**EXERCISE AIM:**
Word for word, copy the entire listing below, but do not carry over any pictures.

::::::::

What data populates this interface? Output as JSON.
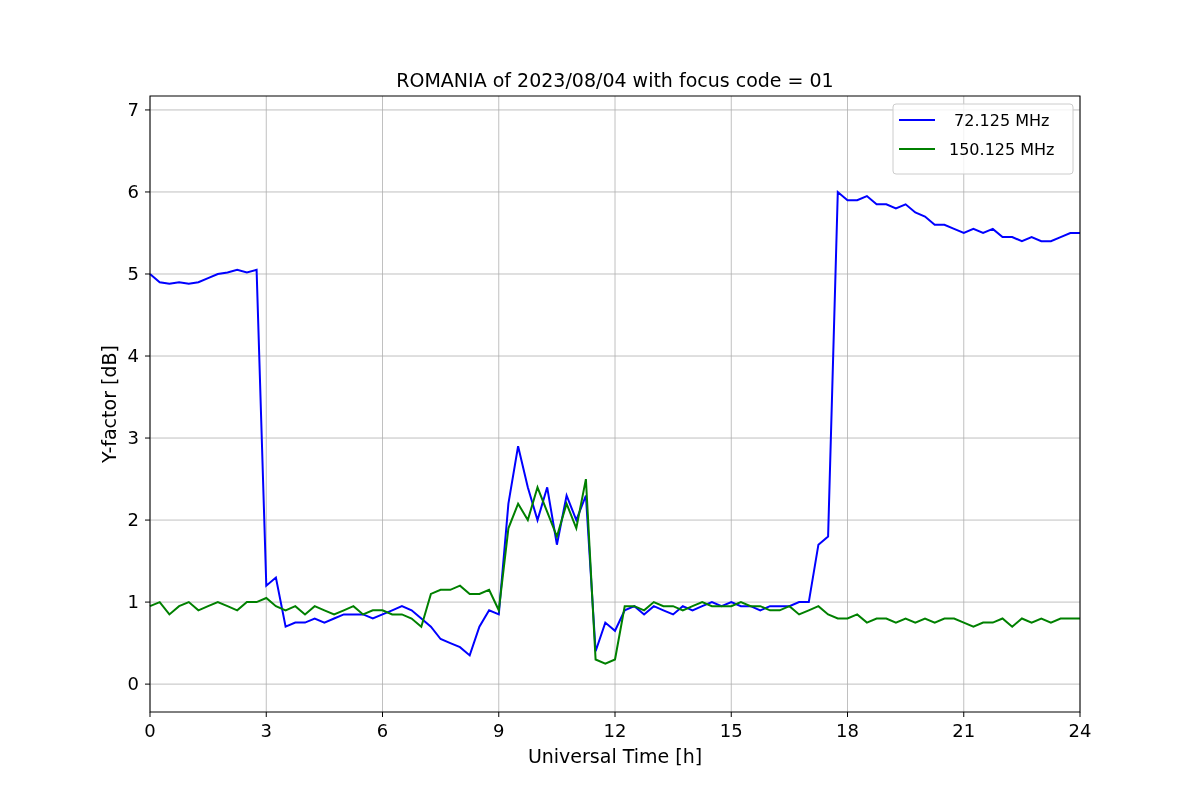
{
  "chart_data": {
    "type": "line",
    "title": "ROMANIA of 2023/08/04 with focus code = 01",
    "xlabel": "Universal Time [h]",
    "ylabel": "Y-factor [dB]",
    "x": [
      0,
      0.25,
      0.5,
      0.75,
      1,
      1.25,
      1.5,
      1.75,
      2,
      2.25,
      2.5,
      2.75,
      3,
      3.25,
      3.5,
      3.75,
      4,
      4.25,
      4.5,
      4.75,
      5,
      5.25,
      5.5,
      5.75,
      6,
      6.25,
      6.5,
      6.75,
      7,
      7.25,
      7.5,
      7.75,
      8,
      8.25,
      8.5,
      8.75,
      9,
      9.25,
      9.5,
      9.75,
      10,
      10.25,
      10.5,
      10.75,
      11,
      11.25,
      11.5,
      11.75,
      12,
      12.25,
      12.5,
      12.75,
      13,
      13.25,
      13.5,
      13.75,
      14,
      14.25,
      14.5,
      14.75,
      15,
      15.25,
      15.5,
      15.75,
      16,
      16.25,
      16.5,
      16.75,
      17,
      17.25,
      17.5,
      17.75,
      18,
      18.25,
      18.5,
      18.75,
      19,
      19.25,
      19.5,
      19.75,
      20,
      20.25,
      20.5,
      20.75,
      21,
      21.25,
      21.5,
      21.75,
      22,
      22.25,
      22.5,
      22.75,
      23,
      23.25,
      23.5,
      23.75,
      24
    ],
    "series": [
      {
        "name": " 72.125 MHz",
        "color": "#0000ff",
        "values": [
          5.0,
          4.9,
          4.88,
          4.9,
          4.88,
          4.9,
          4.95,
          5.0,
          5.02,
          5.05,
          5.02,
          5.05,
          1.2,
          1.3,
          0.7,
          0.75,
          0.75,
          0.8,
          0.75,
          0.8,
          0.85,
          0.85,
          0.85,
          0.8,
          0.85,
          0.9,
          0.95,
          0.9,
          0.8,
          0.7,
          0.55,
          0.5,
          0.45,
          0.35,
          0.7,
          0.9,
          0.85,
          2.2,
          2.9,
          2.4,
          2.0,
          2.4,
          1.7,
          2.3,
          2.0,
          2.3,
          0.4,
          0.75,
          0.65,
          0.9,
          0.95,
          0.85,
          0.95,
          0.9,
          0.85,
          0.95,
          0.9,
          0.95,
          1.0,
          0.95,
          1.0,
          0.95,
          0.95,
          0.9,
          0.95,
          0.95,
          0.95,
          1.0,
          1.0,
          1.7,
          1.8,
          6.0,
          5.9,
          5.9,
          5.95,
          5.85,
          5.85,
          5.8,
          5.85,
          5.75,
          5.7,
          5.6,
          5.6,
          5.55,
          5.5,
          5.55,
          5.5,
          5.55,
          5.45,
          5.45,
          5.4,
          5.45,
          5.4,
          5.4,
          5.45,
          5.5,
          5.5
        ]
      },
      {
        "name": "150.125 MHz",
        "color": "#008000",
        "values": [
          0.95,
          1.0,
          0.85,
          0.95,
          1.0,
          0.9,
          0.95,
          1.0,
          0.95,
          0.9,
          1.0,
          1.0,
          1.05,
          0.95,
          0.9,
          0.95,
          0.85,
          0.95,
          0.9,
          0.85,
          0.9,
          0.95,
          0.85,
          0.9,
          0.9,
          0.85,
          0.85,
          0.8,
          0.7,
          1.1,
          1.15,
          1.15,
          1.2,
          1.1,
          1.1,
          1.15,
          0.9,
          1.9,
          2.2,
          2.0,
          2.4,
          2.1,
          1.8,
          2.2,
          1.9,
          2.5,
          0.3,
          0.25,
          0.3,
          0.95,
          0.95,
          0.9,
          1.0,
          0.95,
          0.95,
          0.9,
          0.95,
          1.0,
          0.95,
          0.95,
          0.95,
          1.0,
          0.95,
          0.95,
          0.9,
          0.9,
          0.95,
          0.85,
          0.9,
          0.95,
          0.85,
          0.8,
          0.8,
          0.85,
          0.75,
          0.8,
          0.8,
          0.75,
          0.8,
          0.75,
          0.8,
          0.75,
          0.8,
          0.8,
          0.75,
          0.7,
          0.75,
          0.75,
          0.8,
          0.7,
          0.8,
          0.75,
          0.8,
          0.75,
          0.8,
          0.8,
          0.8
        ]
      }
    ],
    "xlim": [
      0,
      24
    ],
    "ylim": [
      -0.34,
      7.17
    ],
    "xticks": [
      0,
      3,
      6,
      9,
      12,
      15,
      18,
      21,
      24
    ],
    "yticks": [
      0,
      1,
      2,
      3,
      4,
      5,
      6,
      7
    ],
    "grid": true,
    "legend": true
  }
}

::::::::

**SOLUTION TO THIS PROBLEM:**
What data populates this interface? Output as JSON.
{
  "chart_data": {
    "type": "line",
    "title": "ROMANIA of 2023/08/04 with focus code = 01",
    "xlabel": "Universal Time [h]",
    "ylabel": "Y-factor [dB]",
    "x": [
      0,
      0.25,
      0.5,
      0.75,
      1,
      1.25,
      1.5,
      1.75,
      2,
      2.25,
      2.5,
      2.75,
      3,
      3.25,
      3.5,
      3.75,
      4,
      4.25,
      4.5,
      4.75,
      5,
      5.25,
      5.5,
      5.75,
      6,
      6.25,
      6.5,
      6.75,
      7,
      7.25,
      7.5,
      7.75,
      8,
      8.25,
      8.5,
      8.75,
      9,
      9.25,
      9.5,
      9.75,
      10,
      10.25,
      10.5,
      10.75,
      11,
      11.25,
      11.5,
      11.75,
      12,
      12.25,
      12.5,
      12.75,
      13,
      13.25,
      13.5,
      13.75,
      14,
      14.25,
      14.5,
      14.75,
      15,
      15.25,
      15.5,
      15.75,
      16,
      16.25,
      16.5,
      16.75,
      17,
      17.25,
      17.5,
      17.75,
      18,
      18.25,
      18.5,
      18.75,
      19,
      19.25,
      19.5,
      19.75,
      20,
      20.25,
      20.5,
      20.75,
      21,
      21.25,
      21.5,
      21.75,
      22,
      22.25,
      22.5,
      22.75,
      23,
      23.25,
      23.5,
      23.75,
      24
    ],
    "series": [
      {
        "name": " 72.125 MHz",
        "color": "#0000ff",
        "values": [
          5.0,
          4.9,
          4.88,
          4.9,
          4.88,
          4.9,
          4.95,
          5.0,
          5.02,
          5.05,
          5.02,
          5.05,
          1.2,
          1.3,
          0.7,
          0.75,
          0.75,
          0.8,
          0.75,
          0.8,
          0.85,
          0.85,
          0.85,
          0.8,
          0.85,
          0.9,
          0.95,
          0.9,
          0.8,
          0.7,
          0.55,
          0.5,
          0.45,
          0.35,
          0.7,
          0.9,
          0.85,
          2.2,
          2.9,
          2.4,
          2.0,
          2.4,
          1.7,
          2.3,
          2.0,
          2.3,
          0.4,
          0.75,
          0.65,
          0.9,
          0.95,
          0.85,
          0.95,
          0.9,
          0.85,
          0.95,
          0.9,
          0.95,
          1.0,
          0.95,
          1.0,
          0.95,
          0.95,
          0.9,
          0.95,
          0.95,
          0.95,
          1.0,
          1.0,
          1.7,
          1.8,
          6.0,
          5.9,
          5.9,
          5.95,
          5.85,
          5.85,
          5.8,
          5.85,
          5.75,
          5.7,
          5.6,
          5.6,
          5.55,
          5.5,
          5.55,
          5.5,
          5.55,
          5.45,
          5.45,
          5.4,
          5.45,
          5.4,
          5.4,
          5.45,
          5.5,
          5.5
        ]
      },
      {
        "name": "150.125 MHz",
        "color": "#008000",
        "values": [
          0.95,
          1.0,
          0.85,
          0.95,
          1.0,
          0.9,
          0.95,
          1.0,
          0.95,
          0.9,
          1.0,
          1.0,
          1.05,
          0.95,
          0.9,
          0.95,
          0.85,
          0.95,
          0.9,
          0.85,
          0.9,
          0.95,
          0.85,
          0.9,
          0.9,
          0.85,
          0.85,
          0.8,
          0.7,
          1.1,
          1.15,
          1.15,
          1.2,
          1.1,
          1.1,
          1.15,
          0.9,
          1.9,
          2.2,
          2.0,
          2.4,
          2.1,
          1.8,
          2.2,
          1.9,
          2.5,
          0.3,
          0.25,
          0.3,
          0.95,
          0.95,
          0.9,
          1.0,
          0.95,
          0.95,
          0.9,
          0.95,
          1.0,
          0.95,
          0.95,
          0.95,
          1.0,
          0.95,
          0.95,
          0.9,
          0.9,
          0.95,
          0.85,
          0.9,
          0.95,
          0.85,
          0.8,
          0.8,
          0.85,
          0.75,
          0.8,
          0.8,
          0.75,
          0.8,
          0.75,
          0.8,
          0.75,
          0.8,
          0.8,
          0.75,
          0.7,
          0.75,
          0.75,
          0.8,
          0.7,
          0.8,
          0.75,
          0.8,
          0.75,
          0.8,
          0.8,
          0.8
        ]
      }
    ],
    "xlim": [
      0,
      24
    ],
    "ylim": [
      -0.34,
      7.17
    ],
    "xticks": [
      0,
      3,
      6,
      9,
      12,
      15,
      18,
      21,
      24
    ],
    "yticks": [
      0,
      1,
      2,
      3,
      4,
      5,
      6,
      7
    ],
    "grid": true,
    "legend": true
  }
}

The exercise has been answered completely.